"To be honest, I'm getting frustrated, too," he says, noting he's already given the best artifacts pulled from the coral and sand to military and political officials who stop by his office from time to time to see what's been found.
"Gifts," he calls them, or "offerings."
"It's hard to say no if they ask.
Indonesia — a sprawling archipelago nation straddling the equator — remains desperately poor despite its vast oil, coal and gold reserves. Its graveyard of ships from Asia, Europe and the Middle East — one of the biggest in the world with nearly 500 wrecks identified so far — has long been coveted as yet another resource to exploit.
The most valuable, packed with everything from 9th century ceramics and imperial-quality gold boxes to exquisite jewels, funeral urns and inkwells, can bring in tens of millions of dollars.
That has created a small, lively industry for fishermen, who are often the discoverers of the wrecks. Those that aren't immediately looted have been sold to commercial salvage companies, which pull up the cargo as quickly as possible and then sell it off piece by piece at international auctions.
The government, which gets 50 percent of all proceeds and half the cargo, decided to wrest greater control over the riches of the sea after being left empty-handed following one of the most significant hauls, a 9th century Arab sailing vessel whose presence pointed to previously unknown trading links between China and the Middle East.
"It's frustrating," said Horst Liebner, an expert on Indonesia's maritime history, who has helped catalog artifacts and shipbuilding techniques for both the government and salvage crews. "Because in the end, this isn't about the odd treasure chest guarded by an octopus. It's about the knowledge we can gain from proper excavation."
With tens of thousands of artifacts already handed over, Indonesian museums should by now be richly stocked. Instead, shelves are all but bare.
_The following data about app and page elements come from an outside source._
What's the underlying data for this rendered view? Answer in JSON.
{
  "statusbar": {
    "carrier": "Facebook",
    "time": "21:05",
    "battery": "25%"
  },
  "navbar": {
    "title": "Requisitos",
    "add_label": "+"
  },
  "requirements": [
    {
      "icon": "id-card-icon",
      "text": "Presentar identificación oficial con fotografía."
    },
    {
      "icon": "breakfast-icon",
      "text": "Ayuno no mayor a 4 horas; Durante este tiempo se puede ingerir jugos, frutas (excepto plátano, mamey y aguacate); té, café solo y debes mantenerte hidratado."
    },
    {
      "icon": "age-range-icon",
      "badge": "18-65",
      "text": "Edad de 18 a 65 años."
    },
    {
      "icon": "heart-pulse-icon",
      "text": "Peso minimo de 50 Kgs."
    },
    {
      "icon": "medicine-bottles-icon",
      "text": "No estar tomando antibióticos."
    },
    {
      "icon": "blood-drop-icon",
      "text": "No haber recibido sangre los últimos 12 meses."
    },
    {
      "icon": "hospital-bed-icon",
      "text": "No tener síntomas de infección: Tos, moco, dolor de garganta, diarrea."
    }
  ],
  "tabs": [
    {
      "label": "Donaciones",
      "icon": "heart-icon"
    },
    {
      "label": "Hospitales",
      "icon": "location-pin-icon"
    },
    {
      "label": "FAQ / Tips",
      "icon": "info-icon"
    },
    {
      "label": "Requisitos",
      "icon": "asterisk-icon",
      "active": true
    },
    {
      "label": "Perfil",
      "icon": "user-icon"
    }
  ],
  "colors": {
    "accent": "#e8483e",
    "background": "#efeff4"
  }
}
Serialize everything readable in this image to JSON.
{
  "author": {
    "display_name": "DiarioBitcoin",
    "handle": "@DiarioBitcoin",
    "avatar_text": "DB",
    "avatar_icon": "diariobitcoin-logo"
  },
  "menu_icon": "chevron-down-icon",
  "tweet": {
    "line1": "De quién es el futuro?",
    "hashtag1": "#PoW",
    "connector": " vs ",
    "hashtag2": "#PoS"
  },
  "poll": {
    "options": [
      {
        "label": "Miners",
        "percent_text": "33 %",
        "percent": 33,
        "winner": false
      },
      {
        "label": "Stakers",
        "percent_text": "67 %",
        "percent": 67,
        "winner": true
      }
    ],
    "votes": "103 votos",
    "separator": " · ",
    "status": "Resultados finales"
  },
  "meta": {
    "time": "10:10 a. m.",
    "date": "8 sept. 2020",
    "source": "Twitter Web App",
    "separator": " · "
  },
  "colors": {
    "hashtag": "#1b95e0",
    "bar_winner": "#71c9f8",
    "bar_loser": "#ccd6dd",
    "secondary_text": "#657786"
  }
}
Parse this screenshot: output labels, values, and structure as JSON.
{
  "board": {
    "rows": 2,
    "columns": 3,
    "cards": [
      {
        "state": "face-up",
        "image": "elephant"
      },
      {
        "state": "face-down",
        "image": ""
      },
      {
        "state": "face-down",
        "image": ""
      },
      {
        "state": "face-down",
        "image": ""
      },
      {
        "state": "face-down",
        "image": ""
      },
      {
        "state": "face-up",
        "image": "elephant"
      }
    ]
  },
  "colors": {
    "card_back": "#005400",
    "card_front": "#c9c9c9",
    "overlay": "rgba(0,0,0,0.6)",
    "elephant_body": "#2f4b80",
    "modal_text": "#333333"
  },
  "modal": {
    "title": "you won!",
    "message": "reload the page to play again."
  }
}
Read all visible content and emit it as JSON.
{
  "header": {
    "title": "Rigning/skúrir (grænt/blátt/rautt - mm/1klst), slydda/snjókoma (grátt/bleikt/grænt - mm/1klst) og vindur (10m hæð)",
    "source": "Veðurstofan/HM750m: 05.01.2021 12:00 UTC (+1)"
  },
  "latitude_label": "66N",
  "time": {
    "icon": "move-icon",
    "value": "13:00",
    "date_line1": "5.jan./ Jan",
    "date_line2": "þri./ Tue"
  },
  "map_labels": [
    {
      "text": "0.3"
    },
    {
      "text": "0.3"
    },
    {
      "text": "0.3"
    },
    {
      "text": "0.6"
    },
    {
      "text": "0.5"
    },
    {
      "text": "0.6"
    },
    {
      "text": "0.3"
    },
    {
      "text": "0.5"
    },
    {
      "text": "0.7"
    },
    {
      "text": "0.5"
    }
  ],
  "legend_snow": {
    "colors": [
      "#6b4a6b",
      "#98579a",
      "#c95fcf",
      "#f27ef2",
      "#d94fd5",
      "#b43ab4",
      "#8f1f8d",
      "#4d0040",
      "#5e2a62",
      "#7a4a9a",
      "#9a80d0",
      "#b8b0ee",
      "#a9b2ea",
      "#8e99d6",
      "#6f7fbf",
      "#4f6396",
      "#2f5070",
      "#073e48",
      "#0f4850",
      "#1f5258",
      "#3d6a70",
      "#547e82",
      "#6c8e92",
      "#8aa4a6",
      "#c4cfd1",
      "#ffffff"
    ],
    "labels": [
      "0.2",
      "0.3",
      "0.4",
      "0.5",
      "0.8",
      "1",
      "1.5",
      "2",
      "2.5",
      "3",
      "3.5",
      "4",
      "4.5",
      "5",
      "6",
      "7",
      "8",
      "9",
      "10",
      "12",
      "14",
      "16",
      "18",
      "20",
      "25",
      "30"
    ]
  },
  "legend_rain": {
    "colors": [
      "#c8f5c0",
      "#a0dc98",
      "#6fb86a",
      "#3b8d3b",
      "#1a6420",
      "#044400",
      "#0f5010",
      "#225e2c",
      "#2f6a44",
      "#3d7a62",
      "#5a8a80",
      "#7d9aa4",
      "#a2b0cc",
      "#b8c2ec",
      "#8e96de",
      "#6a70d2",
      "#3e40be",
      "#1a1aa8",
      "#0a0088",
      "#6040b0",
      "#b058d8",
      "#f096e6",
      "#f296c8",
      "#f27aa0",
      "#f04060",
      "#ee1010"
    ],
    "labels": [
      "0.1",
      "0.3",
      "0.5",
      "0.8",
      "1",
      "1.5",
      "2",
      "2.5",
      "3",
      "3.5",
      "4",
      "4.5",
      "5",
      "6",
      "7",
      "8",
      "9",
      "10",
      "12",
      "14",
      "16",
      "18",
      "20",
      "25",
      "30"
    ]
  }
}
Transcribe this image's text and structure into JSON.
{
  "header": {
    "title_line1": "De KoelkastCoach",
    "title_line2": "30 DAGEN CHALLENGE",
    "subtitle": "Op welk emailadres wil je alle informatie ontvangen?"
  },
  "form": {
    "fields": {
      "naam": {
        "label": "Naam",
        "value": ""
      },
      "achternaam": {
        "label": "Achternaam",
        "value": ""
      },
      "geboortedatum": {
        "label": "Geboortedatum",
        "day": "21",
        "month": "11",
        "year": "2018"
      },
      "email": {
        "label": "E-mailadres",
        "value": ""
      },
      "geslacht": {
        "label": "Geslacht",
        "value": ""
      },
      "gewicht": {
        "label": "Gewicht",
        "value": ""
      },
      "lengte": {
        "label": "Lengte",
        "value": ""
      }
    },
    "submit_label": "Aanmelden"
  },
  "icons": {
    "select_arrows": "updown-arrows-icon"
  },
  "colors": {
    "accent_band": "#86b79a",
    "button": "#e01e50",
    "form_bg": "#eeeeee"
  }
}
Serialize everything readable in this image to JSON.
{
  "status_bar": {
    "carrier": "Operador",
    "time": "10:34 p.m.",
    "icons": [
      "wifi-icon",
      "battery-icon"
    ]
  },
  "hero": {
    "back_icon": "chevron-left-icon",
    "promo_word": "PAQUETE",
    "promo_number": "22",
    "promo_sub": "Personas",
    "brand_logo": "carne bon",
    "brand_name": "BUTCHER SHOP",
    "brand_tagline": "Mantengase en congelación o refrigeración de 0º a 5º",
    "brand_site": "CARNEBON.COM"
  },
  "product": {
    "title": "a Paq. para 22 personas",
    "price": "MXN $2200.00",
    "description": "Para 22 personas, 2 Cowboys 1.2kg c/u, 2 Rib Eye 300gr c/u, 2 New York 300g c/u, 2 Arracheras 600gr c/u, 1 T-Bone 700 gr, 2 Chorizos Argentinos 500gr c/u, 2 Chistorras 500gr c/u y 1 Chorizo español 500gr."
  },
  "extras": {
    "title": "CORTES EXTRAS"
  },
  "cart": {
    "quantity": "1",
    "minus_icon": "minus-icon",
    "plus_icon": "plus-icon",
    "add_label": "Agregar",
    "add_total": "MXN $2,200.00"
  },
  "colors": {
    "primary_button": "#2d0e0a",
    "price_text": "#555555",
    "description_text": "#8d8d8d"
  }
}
The most exquisite pieces have "disappeared." And those of little or no monetary value are in musty warehouses, closed to the public.
Pictures remain on disk drives and painstaking research goes unpublished.
"In the end, all the artifacts, everything you put into data-basing," said Liebner, "it's just for nothing in this country, it seems. No one cares."
A diver carries a bucket full of artifacts from what is believed to be a 17th century Dutch East India Company (VOC) shipwreck as an unidentified sip part lies on the ocean floor in Mentawai Islands, Indonesia [Credit: AP/Dita Alangkara]
For-profit excavations in the sea are legal in several countries, including Indonesia, that have yet to sign a 2001 U.N. convention on protecting underwater cultural heritage. But they rarely spark the outrage they would if carried out on land.
A diver swims near an anchor of what is believed to be a 17th century Dutch East India Company (VOC) shipwreck in Mentawai Islands, Indonesia [Credit: AP/Dita Alangkara]
That's in part because maritime archaeology is a relatively new discipline, developed only after World War II, and neither lawmakers nor the public have kept pace with the technological advances that have turned it from a romantic hobby into a thriving business.